These were the words of Winston Churchill, not the future British prime minister but a bestselling novelist in America at the turn of the twentieth century. Like many artists, Churchill frequented Dublin, staying most summers in nearby Cornish, on the border with the state of Vermont. He came for horse shows, and to attend Joseph Lindon Smith’s plays at Teatro Bambino.
In the January 1912 issue of The Atlantic Monthly, Churchill wrote an article entitled “Modern Government and Christianity.” It offered a window into the religious pulse of America.
“Think of the people we all may count among our acquaintances who are studying Buddhism and Sufism and Babism!” Churchill wrote. “All of this means something; it is surely a sign of the age.” He observed in his contemporaries “the emptiness of a life that does not include service,” yet noted a growing consciousness of “the glaring inequalities and injustices of our modern civilization.” He concluded: “If we have eyes to see, and ears to hear, we stand on the threshold of a greater religious era than the world has ever seen.”
The spiritual transformation of the modern world was one of the main themes ‘Abdu’l-Bahá had addressed in America. At Tiny May on August 6, 1912, ‘Abdu’l-Bahá saw several new faces in the crowd, and he decided to answer a few questions.
Someone asked if there was difference between being a Christian and being a Bahá’í.
“[T]he foundations of Christianity and the religion of Bahá’u’lláh are one,” ‘Abdu’l-Bahá said. “The foundations of all the divine Prophets and Holy Books are one.” The distinction between them, he said, is merely a distinction of when they appear: “For though the sun is one sun, its dawning points are many. We must not adore the dawning points but worship the sun.” Therefore, “We must adore the reality of religion,” he said, “and not blindly cling to the appellation Christianity.”
“Does ‘Abdu’l-Bahá find Christianity is not lived up to and carried out in America?” another person asked.
“My meaning is that it should be completely carried out and lived up to,” he said. But simply knowing what Christian teachings are wouldn’t be enough to change society. “A house is not built by mere acquaintance with the plans,” he said.
He argued that the modern era required an entirely new level of collective action. “[A]n effort must be put forward to complete the purpose and plan of the teachings of God,” he said, “in order that in this great Day of days the world may be reformed. . . . This is necessary; this is needful. Mere reading of the Holy Books and texts will not suffice.”
‘Abdu’l-Bahá argued that the messengers of God, such as Jesus Christ and Bahá’u’lláh, were the indispensable “divine Physician[s]” who provided society with the necessary impetus to change: “It is possible for a man to hold to a book of medicine and say, ‘I have no need of a doctor; I will act according to the book; in it every disease is named, all symptoms are explained . . . and a prescription for each malady is furnished; therefore, why do I need a doctor?’” But, ‘Abdu’l-Bahá explained, “This is sheer ignorance.”
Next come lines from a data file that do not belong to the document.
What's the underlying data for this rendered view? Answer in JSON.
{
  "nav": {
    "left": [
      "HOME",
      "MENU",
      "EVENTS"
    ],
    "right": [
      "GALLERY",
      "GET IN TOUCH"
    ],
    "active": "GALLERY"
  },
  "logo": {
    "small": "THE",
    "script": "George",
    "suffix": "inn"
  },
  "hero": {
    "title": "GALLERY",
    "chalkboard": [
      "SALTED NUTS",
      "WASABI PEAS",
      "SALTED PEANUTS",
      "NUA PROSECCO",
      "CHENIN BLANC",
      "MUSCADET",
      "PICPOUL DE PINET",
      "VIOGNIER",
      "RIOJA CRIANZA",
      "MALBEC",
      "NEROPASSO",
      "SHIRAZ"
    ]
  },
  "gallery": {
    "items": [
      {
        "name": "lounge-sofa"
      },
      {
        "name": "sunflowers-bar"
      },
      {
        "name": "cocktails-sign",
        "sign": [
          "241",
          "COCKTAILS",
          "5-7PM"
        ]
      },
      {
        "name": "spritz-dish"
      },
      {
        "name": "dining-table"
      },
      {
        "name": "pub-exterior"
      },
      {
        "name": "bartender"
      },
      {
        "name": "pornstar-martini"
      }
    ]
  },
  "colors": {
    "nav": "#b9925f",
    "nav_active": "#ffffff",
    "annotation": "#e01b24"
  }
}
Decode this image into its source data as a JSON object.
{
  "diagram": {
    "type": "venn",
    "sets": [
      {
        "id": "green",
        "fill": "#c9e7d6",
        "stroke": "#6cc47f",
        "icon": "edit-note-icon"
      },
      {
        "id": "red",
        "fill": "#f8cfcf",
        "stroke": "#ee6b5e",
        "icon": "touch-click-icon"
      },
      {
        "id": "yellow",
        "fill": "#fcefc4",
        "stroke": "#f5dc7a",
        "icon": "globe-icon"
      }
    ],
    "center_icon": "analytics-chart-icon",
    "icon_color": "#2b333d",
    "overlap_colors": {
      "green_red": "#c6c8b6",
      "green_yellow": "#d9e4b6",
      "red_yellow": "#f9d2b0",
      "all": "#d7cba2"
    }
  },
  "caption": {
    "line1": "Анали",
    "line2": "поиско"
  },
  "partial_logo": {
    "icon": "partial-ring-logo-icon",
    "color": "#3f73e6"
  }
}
“[I]deas and principles are helpless without a divine power to put them into effect,” he said.